Where "Terms" appears in a line of the entries below, that line should be copied.

—————

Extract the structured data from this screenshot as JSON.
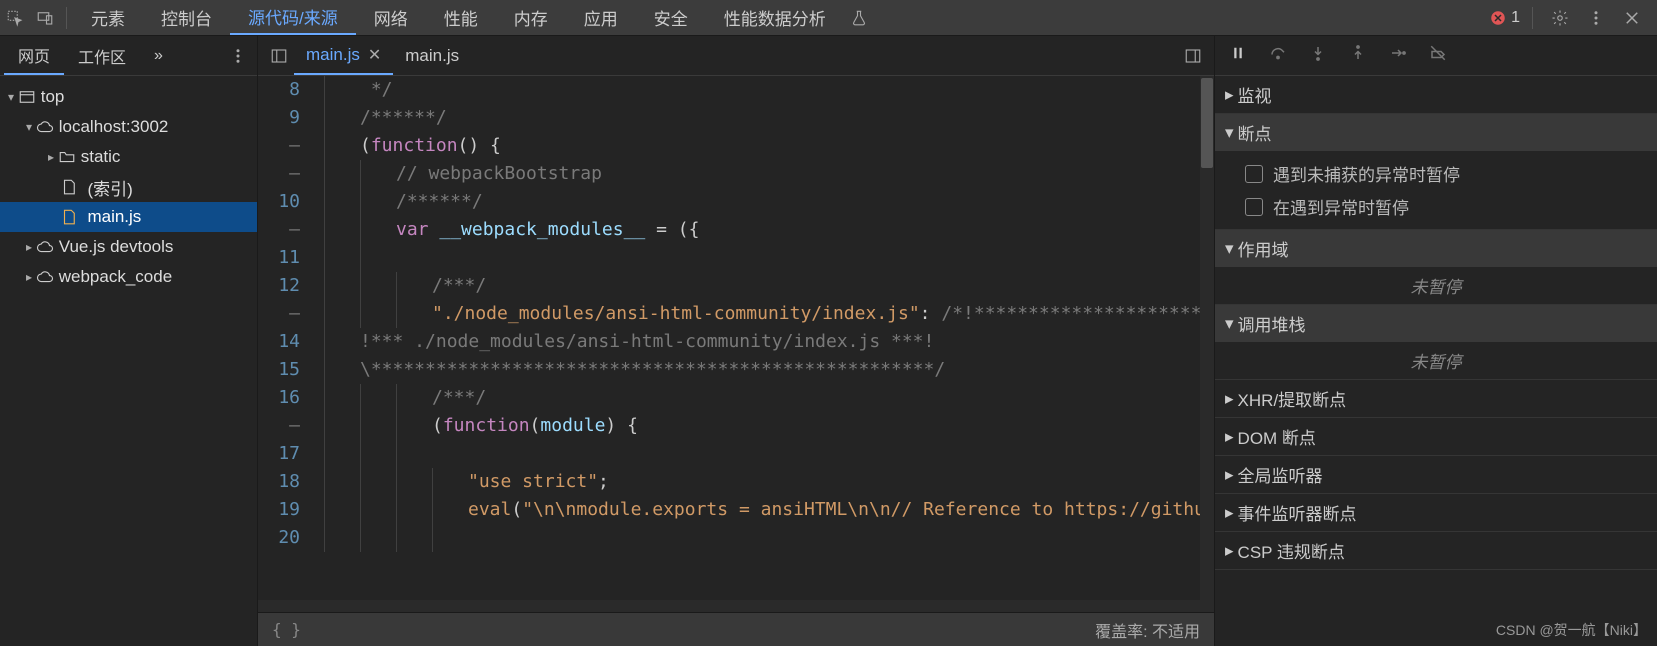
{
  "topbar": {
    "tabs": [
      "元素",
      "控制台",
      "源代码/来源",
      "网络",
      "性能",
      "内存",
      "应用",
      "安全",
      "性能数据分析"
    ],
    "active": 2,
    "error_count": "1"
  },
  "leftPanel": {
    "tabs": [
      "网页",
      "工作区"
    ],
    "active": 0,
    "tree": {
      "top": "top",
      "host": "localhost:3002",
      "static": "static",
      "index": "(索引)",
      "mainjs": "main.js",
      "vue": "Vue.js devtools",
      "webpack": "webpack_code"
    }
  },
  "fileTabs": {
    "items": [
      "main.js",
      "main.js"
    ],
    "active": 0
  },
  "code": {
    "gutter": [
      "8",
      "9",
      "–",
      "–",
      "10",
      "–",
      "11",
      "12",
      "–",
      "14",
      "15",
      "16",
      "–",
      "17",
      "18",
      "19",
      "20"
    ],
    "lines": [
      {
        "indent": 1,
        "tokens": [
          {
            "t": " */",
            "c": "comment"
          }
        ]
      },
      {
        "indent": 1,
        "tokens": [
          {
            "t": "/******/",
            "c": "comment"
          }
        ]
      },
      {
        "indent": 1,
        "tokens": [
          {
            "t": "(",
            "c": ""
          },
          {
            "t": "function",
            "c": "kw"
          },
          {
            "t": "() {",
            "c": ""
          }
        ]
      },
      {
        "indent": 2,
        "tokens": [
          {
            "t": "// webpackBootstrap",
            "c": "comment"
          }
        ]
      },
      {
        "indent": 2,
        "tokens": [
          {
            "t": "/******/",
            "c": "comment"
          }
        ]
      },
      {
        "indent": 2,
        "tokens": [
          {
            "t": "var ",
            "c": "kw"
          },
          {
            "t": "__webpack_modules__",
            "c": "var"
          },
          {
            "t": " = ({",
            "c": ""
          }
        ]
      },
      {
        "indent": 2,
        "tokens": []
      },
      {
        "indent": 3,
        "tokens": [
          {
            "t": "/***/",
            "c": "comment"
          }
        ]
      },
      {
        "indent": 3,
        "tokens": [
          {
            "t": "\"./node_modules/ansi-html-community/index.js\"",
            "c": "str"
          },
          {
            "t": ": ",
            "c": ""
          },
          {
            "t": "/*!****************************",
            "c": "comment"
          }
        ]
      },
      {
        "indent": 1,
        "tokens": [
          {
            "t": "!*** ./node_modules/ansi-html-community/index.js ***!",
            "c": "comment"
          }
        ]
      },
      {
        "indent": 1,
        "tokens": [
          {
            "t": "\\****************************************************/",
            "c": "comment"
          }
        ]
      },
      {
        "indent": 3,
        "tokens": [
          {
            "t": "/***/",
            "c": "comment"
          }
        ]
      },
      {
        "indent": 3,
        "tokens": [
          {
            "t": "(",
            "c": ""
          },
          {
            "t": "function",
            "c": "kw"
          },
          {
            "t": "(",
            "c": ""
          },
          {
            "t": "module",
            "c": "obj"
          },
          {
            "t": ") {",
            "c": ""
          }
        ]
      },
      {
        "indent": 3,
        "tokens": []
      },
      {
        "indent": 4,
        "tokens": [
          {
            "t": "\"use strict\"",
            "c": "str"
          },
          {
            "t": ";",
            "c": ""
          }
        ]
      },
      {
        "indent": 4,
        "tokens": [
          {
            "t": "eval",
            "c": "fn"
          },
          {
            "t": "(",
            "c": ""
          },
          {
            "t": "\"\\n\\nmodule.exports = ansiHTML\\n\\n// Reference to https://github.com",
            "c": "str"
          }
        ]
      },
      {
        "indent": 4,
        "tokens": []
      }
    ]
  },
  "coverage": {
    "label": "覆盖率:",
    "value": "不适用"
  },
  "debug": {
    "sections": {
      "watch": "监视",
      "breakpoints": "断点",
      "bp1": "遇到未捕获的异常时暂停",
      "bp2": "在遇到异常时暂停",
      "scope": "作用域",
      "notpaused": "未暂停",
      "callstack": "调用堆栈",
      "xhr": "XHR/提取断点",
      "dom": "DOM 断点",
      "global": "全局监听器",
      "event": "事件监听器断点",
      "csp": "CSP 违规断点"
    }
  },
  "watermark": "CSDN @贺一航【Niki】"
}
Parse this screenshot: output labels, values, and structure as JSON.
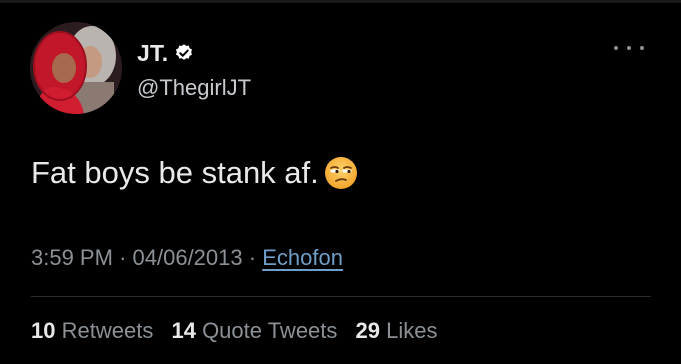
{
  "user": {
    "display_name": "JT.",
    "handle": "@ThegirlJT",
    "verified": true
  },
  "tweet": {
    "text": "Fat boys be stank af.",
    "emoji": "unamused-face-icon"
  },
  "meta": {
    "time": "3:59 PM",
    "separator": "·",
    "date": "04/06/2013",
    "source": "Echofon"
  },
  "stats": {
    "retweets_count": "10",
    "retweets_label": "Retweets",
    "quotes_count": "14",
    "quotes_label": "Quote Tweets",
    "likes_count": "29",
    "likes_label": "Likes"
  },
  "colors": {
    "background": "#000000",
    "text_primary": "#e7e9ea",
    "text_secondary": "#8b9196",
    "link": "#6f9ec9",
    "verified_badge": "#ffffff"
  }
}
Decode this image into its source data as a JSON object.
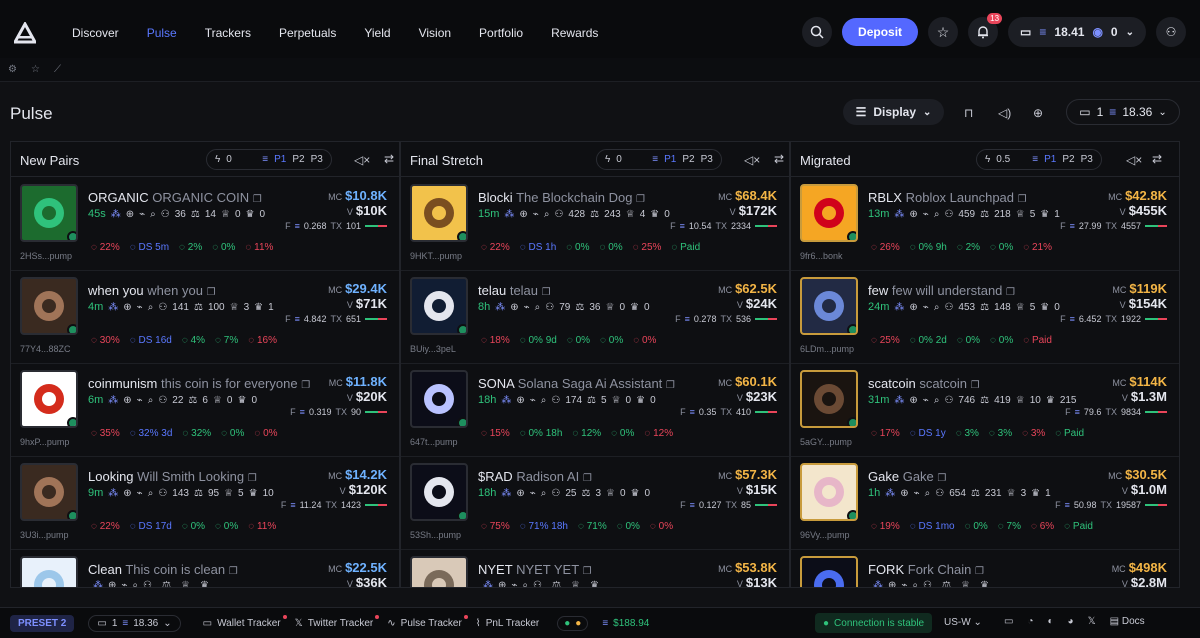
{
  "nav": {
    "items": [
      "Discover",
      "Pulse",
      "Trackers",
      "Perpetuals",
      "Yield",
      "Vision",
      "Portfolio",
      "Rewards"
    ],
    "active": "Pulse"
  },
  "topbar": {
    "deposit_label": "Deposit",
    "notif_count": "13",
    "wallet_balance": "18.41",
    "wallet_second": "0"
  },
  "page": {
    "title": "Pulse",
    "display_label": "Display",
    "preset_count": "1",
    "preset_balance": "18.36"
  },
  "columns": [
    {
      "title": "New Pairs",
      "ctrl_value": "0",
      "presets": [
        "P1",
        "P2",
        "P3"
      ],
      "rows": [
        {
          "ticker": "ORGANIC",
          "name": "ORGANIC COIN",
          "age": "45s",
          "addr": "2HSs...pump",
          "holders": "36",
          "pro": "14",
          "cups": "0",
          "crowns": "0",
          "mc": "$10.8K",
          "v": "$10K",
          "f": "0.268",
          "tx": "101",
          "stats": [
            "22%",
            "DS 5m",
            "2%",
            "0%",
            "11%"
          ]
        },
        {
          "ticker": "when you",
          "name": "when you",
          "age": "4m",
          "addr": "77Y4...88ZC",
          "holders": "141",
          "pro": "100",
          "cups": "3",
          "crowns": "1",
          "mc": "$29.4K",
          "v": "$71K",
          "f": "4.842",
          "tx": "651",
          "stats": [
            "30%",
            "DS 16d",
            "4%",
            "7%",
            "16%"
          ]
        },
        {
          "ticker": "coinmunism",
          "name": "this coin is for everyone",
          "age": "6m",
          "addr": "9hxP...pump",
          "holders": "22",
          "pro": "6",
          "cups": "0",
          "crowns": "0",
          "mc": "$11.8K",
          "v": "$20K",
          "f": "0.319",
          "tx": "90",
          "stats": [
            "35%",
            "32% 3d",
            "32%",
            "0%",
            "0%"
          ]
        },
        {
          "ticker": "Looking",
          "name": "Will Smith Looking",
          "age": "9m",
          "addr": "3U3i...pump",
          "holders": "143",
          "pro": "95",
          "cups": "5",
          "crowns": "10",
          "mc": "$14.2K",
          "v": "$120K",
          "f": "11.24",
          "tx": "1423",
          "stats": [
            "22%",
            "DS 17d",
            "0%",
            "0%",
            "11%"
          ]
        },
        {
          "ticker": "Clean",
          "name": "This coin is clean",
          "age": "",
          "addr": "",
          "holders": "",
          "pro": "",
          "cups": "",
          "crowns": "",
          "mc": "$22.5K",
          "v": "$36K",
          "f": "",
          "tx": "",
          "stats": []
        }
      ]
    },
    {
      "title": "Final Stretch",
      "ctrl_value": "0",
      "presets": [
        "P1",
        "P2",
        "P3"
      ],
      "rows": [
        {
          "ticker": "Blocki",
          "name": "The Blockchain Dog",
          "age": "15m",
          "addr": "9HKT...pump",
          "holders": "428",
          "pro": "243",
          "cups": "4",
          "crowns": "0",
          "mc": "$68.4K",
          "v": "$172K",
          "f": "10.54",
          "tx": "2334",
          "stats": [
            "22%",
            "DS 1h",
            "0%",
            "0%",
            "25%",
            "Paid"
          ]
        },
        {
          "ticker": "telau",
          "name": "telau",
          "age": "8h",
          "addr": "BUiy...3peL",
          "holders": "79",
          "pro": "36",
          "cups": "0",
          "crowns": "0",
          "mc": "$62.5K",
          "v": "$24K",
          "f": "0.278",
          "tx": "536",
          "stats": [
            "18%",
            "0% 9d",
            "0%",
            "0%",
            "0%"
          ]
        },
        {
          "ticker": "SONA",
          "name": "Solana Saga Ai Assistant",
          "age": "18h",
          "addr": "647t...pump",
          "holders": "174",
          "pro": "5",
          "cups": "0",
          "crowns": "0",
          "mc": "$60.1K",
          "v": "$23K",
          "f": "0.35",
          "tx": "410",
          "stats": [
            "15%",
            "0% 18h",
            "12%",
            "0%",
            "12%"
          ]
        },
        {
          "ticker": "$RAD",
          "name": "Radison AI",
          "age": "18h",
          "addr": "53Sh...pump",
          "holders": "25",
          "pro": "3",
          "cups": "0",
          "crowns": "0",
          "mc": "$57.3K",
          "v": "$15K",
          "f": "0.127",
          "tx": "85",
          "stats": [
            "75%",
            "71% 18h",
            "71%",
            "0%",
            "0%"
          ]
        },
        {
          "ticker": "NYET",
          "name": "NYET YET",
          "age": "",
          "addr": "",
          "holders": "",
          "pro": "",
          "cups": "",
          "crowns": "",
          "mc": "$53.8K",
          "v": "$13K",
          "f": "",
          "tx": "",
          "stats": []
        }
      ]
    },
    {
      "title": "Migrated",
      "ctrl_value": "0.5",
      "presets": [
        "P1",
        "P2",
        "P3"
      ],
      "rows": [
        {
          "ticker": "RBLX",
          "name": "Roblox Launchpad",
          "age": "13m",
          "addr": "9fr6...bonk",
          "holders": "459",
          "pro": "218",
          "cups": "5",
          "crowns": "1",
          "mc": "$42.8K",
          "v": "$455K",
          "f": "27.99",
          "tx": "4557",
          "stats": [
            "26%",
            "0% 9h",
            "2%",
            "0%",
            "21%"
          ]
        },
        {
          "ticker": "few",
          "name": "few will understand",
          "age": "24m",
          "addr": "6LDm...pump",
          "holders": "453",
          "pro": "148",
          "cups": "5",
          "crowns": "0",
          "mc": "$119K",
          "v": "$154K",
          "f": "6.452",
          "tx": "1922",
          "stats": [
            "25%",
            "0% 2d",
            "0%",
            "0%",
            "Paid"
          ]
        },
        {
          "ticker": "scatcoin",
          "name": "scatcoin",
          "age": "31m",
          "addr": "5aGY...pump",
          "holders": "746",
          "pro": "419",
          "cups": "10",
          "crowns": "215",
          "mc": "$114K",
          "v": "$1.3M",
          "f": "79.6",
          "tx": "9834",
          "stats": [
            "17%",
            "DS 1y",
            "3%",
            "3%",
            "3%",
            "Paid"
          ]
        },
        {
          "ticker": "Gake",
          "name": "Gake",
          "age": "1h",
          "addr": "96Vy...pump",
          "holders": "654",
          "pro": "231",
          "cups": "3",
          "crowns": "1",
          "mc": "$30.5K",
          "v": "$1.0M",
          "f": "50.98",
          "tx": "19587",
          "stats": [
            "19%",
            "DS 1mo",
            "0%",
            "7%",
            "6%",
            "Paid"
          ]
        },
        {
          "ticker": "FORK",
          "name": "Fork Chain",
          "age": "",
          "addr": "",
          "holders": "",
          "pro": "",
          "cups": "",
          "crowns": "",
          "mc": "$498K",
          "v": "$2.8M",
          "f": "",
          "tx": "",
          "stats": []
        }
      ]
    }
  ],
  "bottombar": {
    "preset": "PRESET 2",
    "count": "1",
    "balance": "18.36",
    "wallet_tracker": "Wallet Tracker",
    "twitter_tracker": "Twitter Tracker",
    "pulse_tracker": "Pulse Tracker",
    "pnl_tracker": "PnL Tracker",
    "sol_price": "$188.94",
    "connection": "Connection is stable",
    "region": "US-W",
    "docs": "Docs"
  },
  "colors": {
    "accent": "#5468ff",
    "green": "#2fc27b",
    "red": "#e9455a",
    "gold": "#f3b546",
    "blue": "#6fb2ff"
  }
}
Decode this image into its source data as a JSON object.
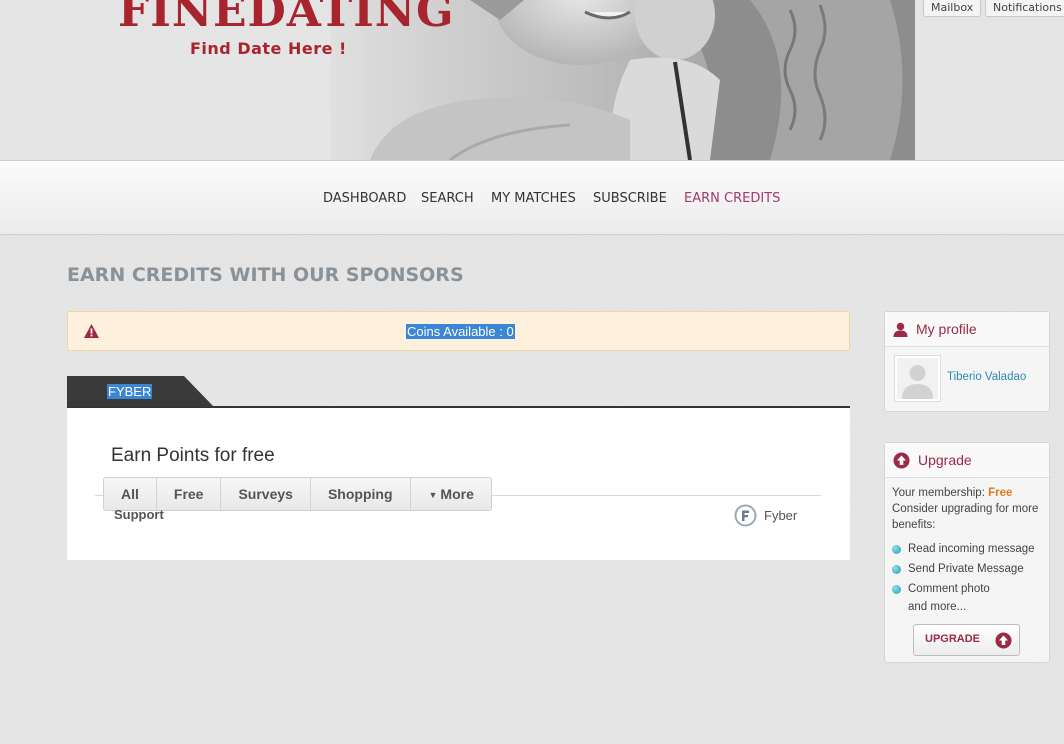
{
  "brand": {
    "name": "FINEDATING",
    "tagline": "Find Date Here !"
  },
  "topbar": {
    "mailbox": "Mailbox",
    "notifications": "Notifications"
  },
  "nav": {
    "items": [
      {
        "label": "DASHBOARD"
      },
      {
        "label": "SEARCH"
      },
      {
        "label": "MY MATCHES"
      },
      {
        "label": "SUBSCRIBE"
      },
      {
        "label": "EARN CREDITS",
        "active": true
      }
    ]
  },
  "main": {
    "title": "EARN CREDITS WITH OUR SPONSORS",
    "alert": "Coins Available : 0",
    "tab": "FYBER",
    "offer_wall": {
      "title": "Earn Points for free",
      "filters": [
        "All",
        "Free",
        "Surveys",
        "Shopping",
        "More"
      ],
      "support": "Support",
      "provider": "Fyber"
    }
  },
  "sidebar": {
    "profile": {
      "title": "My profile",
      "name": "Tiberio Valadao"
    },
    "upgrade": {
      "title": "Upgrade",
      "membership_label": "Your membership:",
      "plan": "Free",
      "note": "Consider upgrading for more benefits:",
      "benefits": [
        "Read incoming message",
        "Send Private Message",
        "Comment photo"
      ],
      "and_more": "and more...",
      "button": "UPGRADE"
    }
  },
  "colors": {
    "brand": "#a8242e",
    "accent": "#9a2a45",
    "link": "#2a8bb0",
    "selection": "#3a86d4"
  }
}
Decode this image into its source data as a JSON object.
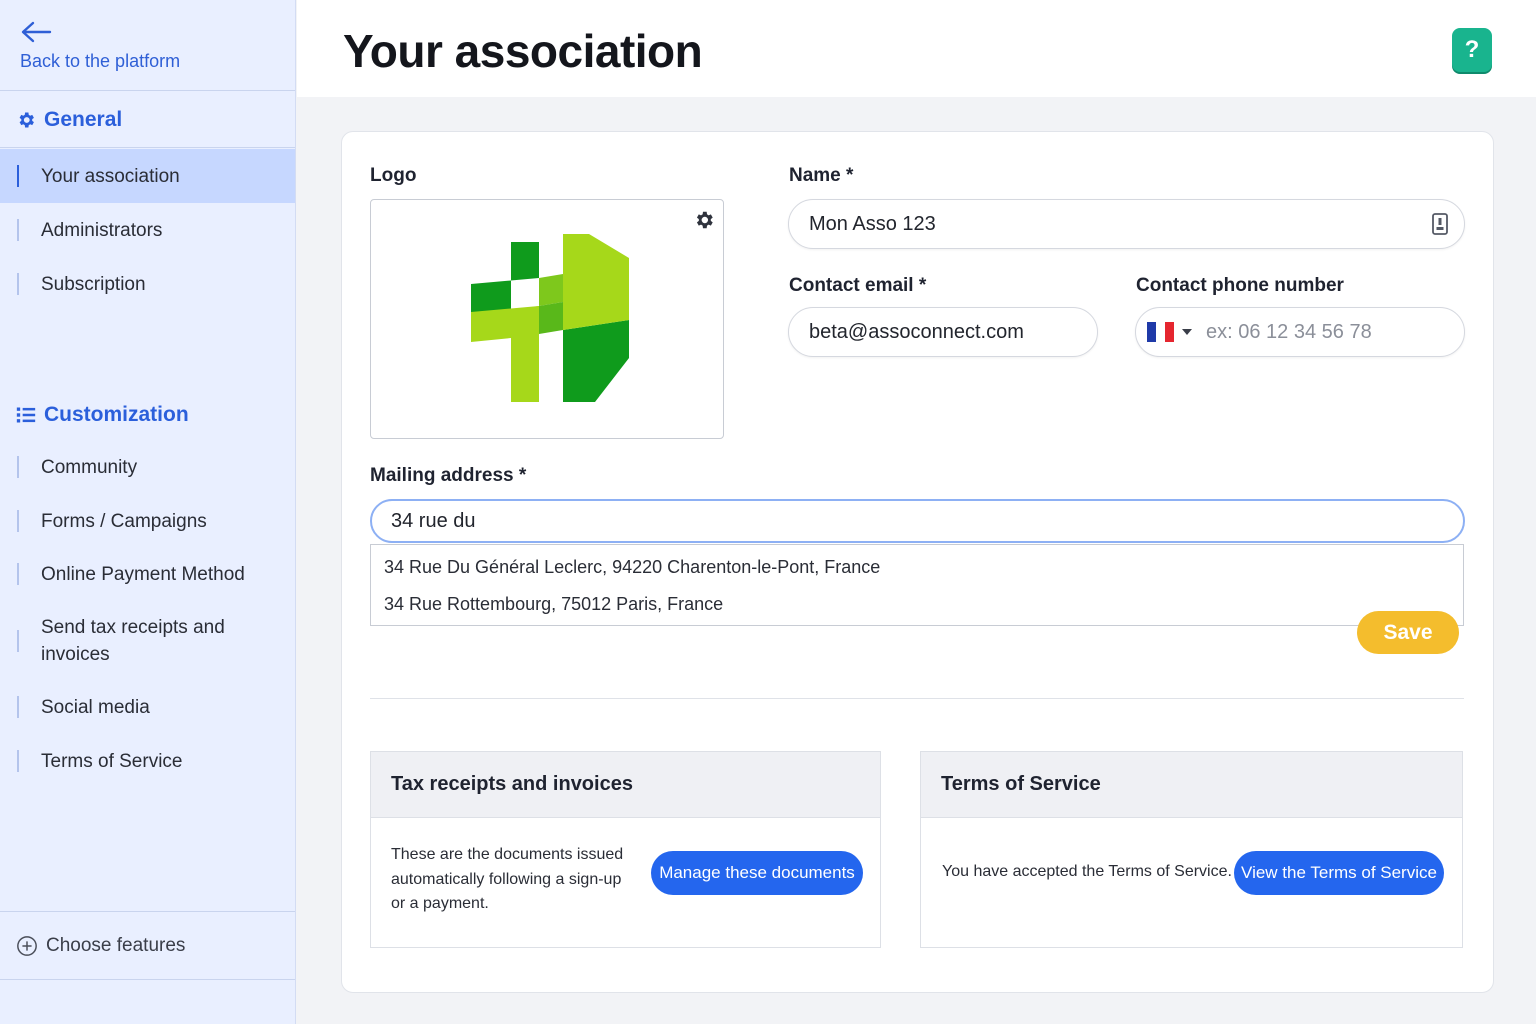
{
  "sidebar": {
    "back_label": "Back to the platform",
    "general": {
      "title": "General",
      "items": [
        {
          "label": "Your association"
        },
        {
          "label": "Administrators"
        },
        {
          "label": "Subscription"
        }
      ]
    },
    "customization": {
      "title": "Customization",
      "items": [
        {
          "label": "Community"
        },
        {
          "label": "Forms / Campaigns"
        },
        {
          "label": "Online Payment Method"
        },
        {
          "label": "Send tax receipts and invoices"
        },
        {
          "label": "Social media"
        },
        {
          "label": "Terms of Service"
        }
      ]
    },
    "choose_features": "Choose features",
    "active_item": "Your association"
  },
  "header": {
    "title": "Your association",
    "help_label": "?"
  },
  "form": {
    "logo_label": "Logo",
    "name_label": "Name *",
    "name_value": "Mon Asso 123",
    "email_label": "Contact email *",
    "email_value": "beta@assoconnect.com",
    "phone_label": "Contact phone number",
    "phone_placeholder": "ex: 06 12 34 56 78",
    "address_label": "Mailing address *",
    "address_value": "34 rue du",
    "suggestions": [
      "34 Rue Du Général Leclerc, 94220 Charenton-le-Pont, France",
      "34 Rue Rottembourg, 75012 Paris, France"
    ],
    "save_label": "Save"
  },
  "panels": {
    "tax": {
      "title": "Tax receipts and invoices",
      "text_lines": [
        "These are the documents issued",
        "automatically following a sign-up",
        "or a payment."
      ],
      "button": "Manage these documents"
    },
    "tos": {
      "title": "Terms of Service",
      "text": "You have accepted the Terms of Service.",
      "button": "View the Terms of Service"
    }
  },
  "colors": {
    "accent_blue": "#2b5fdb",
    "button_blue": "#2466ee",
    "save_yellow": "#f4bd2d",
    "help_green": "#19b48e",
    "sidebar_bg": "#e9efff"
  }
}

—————

* _TASK RESPONSE_:
          "label": "Terms of Service"
      "title": "Terms of Service",
      "text": "You have accepted the Terms of Service.",
      "button": "View the Terms of Service"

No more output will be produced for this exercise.